Tile floor

How is it Made

Ceramic is traditionally made by the process of firing. The word “ceramic” actually comes from a Sanksrit word meaning “to burn”. Pottery, for example, is made by retrieving clay from the ground, making it more flexible by mixing it with water, shaping it in a mold or on a wheel, and then firing it in a kiln. While this is a similar process to what people would have done thousands of years ago, the invention of machinery has made the process quicker and provides many more options. Machines are often used in processes such as hot pressing, which forces a powdered form of ceramic into a mold while also heating it and pressing it to fuse it into a specific shape, jiggering, where it lays the material into a rotating mold, and extrusion, which forces the material into a shape by squeezing it through a shaped tool. Extremely tough ceramics are made through a process called reaction bonding. The silicon powder is formed into a shape and then nitrogen gas is used to heat it.

Raw Materials-Ceramic
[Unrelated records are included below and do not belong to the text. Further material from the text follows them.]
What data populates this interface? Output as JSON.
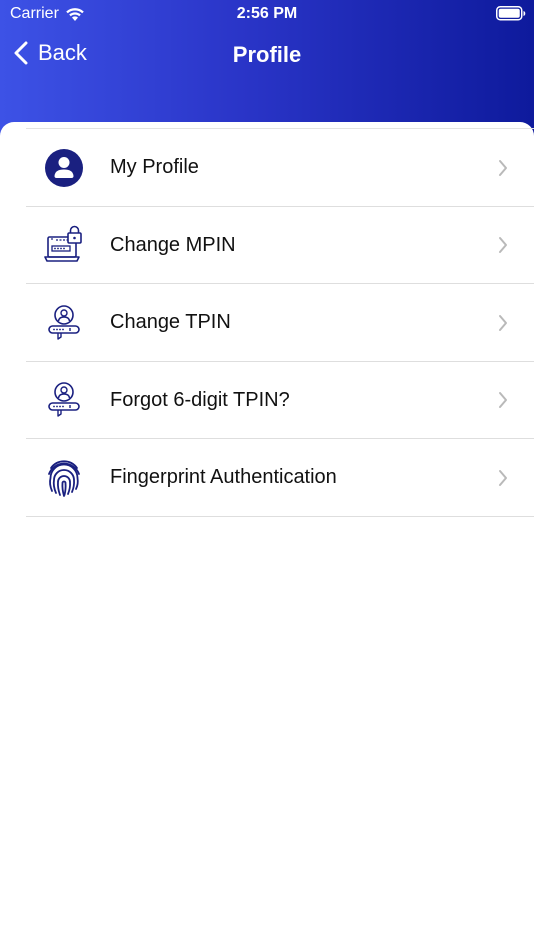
{
  "status_bar": {
    "carrier": "Carrier",
    "time": "2:56 PM",
    "icons": [
      "wifi-icon",
      "battery-icon"
    ]
  },
  "nav": {
    "back_label": "Back",
    "title": "Profile",
    "back_icon": "chevron-left-icon"
  },
  "menu": {
    "items": [
      {
        "label": "My Profile",
        "icon": "user-profile-icon"
      },
      {
        "label": "Change MPIN",
        "icon": "laptop-lock-icon"
      },
      {
        "label": "Change TPIN",
        "icon": "user-password-icon"
      },
      {
        "label": "Forgot 6-digit TPIN?",
        "icon": "user-password-icon"
      },
      {
        "label": "Fingerprint Authentication",
        "icon": "fingerprint-icon"
      }
    ],
    "chevron_icon": "chevron-right-icon"
  },
  "colors": {
    "header_gradient_start": "#3d52e6",
    "header_gradient_end": "#0e1a9c",
    "icon_primary": "#1a2080",
    "chevron": "#b9b9b9",
    "divider": "#dedede"
  }
}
Ceramic is used for many different purposes, including several items that you no doubt use everyday in your home. Brick houses, for example, are held together by cement made from calcium silicates. Walls are generally plastered with ceramic gypsum, and porcelain bathrooms are decorated with tales made of talc and clay. Toilets are primarily made from ceramic, as are bath tubs and bathroom, sinks. Television sets contain ceramic insulators, while electric motors in appliances like food blenders and vacuum cleaners use magnetic ceramics. Ceramics are also used in speakers, while indoor heating is often provided by a heated ceramic filament. Ceramic is used for much more than just household applications, however. It is often used in hip replacements, for example, because it stimulates tissue formation and natural bone growth around the artificial joint. Catalytic converters are made from aluminosilicate ceramics, because they can withstand the high temperatures generated in car exhausts to convert air pollution into less harmful gases. Deep-sea submersibles are also being built from ceramics, while there is even a new kind of paint made from piezoelectric ceramic, which could potentially detect earthquakes or metal failures.